I hate when people say, “Get ’er done!” Maybe it’s because I hate that man that says it. Is it really that funny a phrase? It seems like that’s such a big part of his routine. I hear the phrase a lot when I talk to this old guy in Wisconsin that I do business with. Although, it never really bothers me when he says it. I’ll be asking about something, and he just kind of ends his sentences by saying, “We’ll get ’er done.”
From Hillcrest (Clerk)
"‘That’s what she said.” I hate that phrase. People need to just stop saying it. It got so popular because of The Office. And I have to admit, I used to actually say it. There was a time I thought it was funny. But there reaches a point when you just get sick and tired of hearing it.
From New York (Housewife)
It has to be what my kids say all the time. It’s “in a minute.” It doesn’t matter what you ask them, they’ll say, “In a minute.” And it rarely ends up being just a minute later. They have other variations of that, too. They might say, “I’ll get to it,” after you ask them to do some of the chores.
From Downtown (Cashier)

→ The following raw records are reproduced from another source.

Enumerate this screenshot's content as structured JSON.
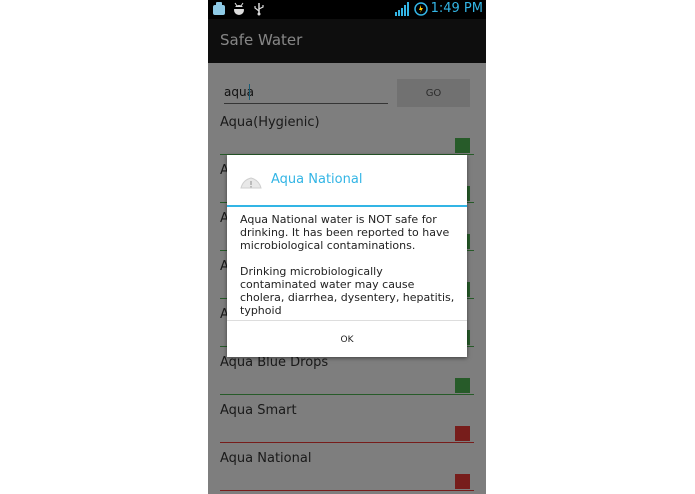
{
  "status_bar": {
    "time": "1:49 PM",
    "left_icons": [
      "app-notification-icon",
      "android-debug-icon",
      "usb-icon"
    ],
    "right_icons": [
      "signal-icon",
      "battery-icon"
    ]
  },
  "app": {
    "title": "Safe Water"
  },
  "search": {
    "value": "aqua",
    "go_label": "GO"
  },
  "results": [
    {
      "name": "Aqua(Hygienic)",
      "status": "safe",
      "color": "#4caf50"
    },
    {
      "name": "A",
      "status": "safe",
      "color": "#4caf50"
    },
    {
      "name": "A",
      "status": "safe",
      "color": "#4caf50"
    },
    {
      "name": "A",
      "status": "safe",
      "color": "#4caf50"
    },
    {
      "name": "A",
      "status": "safe",
      "color": "#4caf50"
    },
    {
      "name": "Aqua Blue Drops",
      "status": "safe",
      "color": "#4caf50"
    },
    {
      "name": "Aqua Smart",
      "status": "unsafe",
      "color": "#e53935"
    },
    {
      "name": "Aqua National",
      "status": "unsafe",
      "color": "#e53935"
    }
  ],
  "dialog": {
    "title": "Aqua National",
    "message_1": "Aqua National water is NOT safe for drinking. It has been reported to have microbiological contaminations.",
    "message_2": "Drinking microbiologically contaminated water may cause cholera, diarrhea, dysentery, hepatitis, typhoid",
    "ok_label": "OK"
  },
  "colors": {
    "accent": "#33b5e5",
    "safe": "#4caf50",
    "unsafe": "#e53935",
    "actionbar": "#1c1c1c"
  }
}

I have a lot of them that I hate. It could be things people say when I’m at work, or customers. I can’t think of a lot of them right now, but the one that I do hate, and it’s a bit random: it’s when people win anything…the lottery, the Super Bowl, and they say, “First off, I want to thank God.” Why are they thanking God for something they accomplished? Was God going against the team that lost?
From Mission Valley (Student)
"‘It is what it is.” I hate that expression. For some reason, when people say it, I think it’s just a cop-out. You may want some explanation for something or just a proper answer to a question. When someone says that, it does neither. And I hear the phrase often. On a scale of one to ten, the amount of times I hear it is probably an eight.